──────── Material shown ────────

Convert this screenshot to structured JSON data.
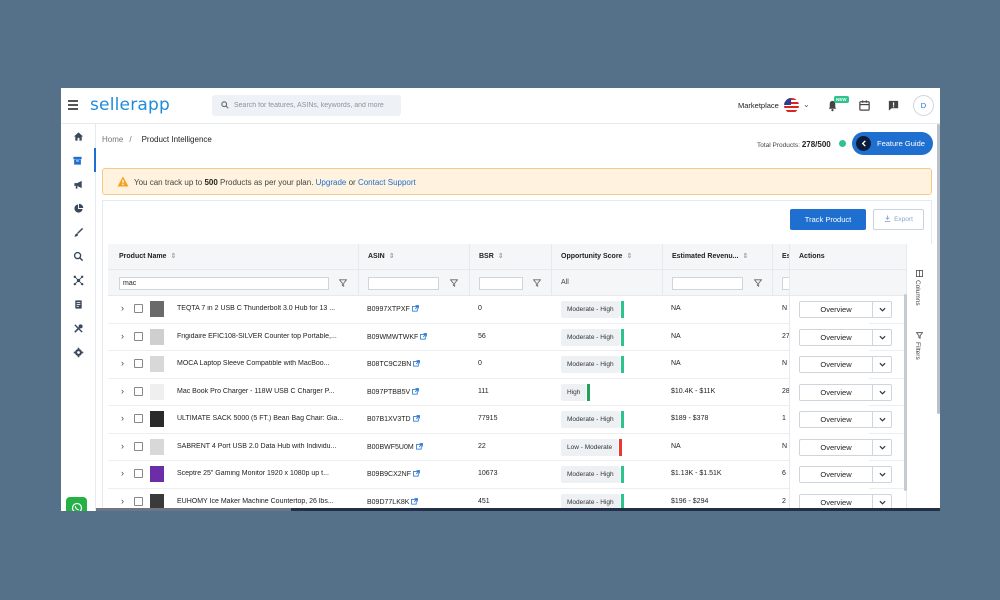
{
  "header": {
    "logo": "sellerapp",
    "search_placeholder": "Search for features, ASINs, keywords, and more",
    "marketplace_label": "Marketplace",
    "new_badge": "NEW",
    "avatar_initial": "D"
  },
  "breadcrumb": {
    "home": "Home",
    "separator": "/",
    "current": "Product Intelligence"
  },
  "total_products": {
    "label": "Total Products:",
    "value": "278/500"
  },
  "feature_guide_label": "Feature Guide",
  "alert": {
    "prefix": "You can track up to",
    "limit": "500",
    "middle": "Products as per your plan.",
    "upgrade": "Upgrade",
    "or": "or",
    "contact": "Contact Support"
  },
  "toolbar": {
    "track_label": "Track Product",
    "export_label": "Export"
  },
  "table": {
    "headers": {
      "product_name": "Product Name",
      "asin": "ASIN",
      "bsr": "BSR",
      "opportunity": "Opportunity Score",
      "revenue": "Estimated Revenu...",
      "est_short": "Es",
      "actions": "Actions"
    },
    "filters": {
      "product_name_value": "mac",
      "opportunity_value": "All"
    },
    "rows": [
      {
        "name": "TEQTA 7 in 2 USB C Thunderbolt 3.0 Hub for 13 ...",
        "asin": "B0997XTPXF",
        "bsr": "0",
        "opp": "Moderate - High",
        "rev": "NA",
        "est": "N"
      },
      {
        "name": "Frigidaire EFIC108-SILVER Counter top Portable,...",
        "asin": "B09WMWTWKF",
        "bsr": "56",
        "opp": "Moderate - High",
        "rev": "NA",
        "est": "27"
      },
      {
        "name": "MOCA Laptop Sleeve Compatible with MacBoo...",
        "asin": "B08TC9C2BN",
        "bsr": "0",
        "opp": "Moderate - High",
        "rev": "NA",
        "est": "N"
      },
      {
        "name": "Mac Book Pro Charger - 118W USB C Charger P...",
        "asin": "B097PTBB5V",
        "bsr": "111",
        "opp": "High",
        "rev": "$10.4K - $11K",
        "est": "28"
      },
      {
        "name": "ULTIMATE SACK 5000 (5 FT.) Bean Bag Chair: Gia...",
        "asin": "B07B1XV3TD",
        "bsr": "77915",
        "opp": "Moderate - High",
        "rev": "$189 - $378",
        "est": "1"
      },
      {
        "name": "SABRENT 4 Port USB 2.0 Data Hub with Individu...",
        "asin": "B00BWF5U0M",
        "bsr": "22",
        "opp": "Low - Moderate",
        "rev": "NA",
        "est": "N"
      },
      {
        "name": "Sceptre 25\" Gaming Monitor 1920 x 1080p up t...",
        "asin": "B09B9CX2NF",
        "bsr": "10673",
        "opp": "Moderate - High",
        "rev": "$1.13K - $1.51K",
        "est": "6"
      },
      {
        "name": "EUHOMY Ice Maker Machine Countertop, 26 lbs...",
        "asin": "B09D77LK8K",
        "bsr": "451",
        "opp": "Moderate - High",
        "rev": "$196 - $294",
        "est": "2"
      }
    ],
    "overview_label": "Overview"
  },
  "side_panel": {
    "columns": "Columns",
    "filters": "Filters"
  },
  "colors": {
    "accent": "#1f6fd0",
    "high": "#2cc38d",
    "low": "#e53935",
    "background": "#557089"
  }
}
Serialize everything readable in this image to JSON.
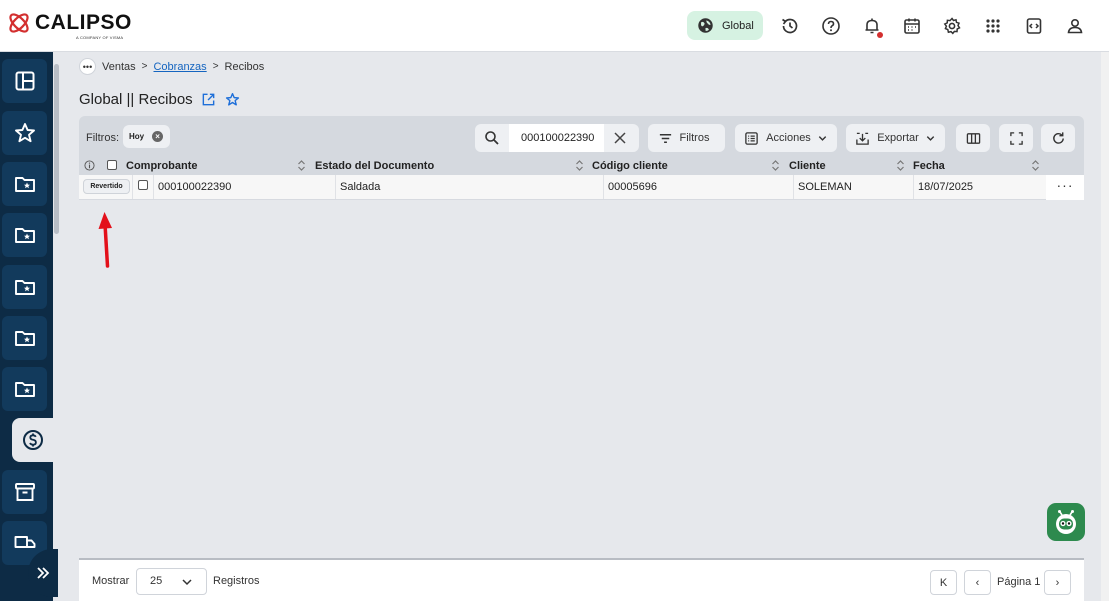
{
  "brand": {
    "name": "CALIPSO",
    "tagline": "A COMPANY OF VISMA",
    "accent_color": "#d32f2f",
    "sidebar_color": "#0d2b45"
  },
  "header": {
    "company_pill": "Global",
    "icons": [
      "history-icon",
      "help-icon",
      "bell-icon",
      "calendar-icon",
      "settings-icon",
      "apps-grid-icon",
      "code-window-icon",
      "user-icon"
    ]
  },
  "sidebar": {
    "items": [
      {
        "icon": "dashboard-icon"
      },
      {
        "icon": "star-icon"
      },
      {
        "icon": "folder-star-icon"
      },
      {
        "icon": "folder-star-icon"
      },
      {
        "icon": "folder-star-icon"
      },
      {
        "icon": "folder-star-icon"
      },
      {
        "icon": "folder-star-icon"
      },
      {
        "icon": "dollar-circle-icon",
        "active": true
      },
      {
        "icon": "archive-icon"
      },
      {
        "icon": "truck-icon"
      }
    ]
  },
  "breadcrumb": {
    "dots": "•••",
    "items": [
      "Ventas",
      "Cobranzas",
      "Recibos"
    ],
    "separator": ">"
  },
  "page": {
    "title": "Global || Recibos"
  },
  "toolbar": {
    "filters_label": "Filtros:",
    "filter_chip": "Hoy",
    "search_value": "000100022390",
    "filters_button": "Filtros",
    "actions_button": "Acciones",
    "export_button": "Exportar"
  },
  "table": {
    "columns": [
      "Comprobante",
      "Estado del Documento",
      "Código cliente",
      "Cliente",
      "Fecha"
    ],
    "rows": [
      {
        "status_button": "Revertido",
        "comprobante": "000100022390",
        "estado": "Saldada",
        "codigo_cliente": "00005696",
        "cliente": "SOLEMAN",
        "fecha": "18/07/2025",
        "more": "···"
      }
    ]
  },
  "footer": {
    "show_label": "Mostrar",
    "page_size": "25",
    "records_label": "Registros",
    "first_page": "K",
    "prev_page": "‹",
    "page_label": "Página 1",
    "next_page": "›"
  }
}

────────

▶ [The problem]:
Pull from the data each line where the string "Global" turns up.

▶ [Response to this exercise]:
    "company_pill": "Global",
    "title": "Global || Recibos"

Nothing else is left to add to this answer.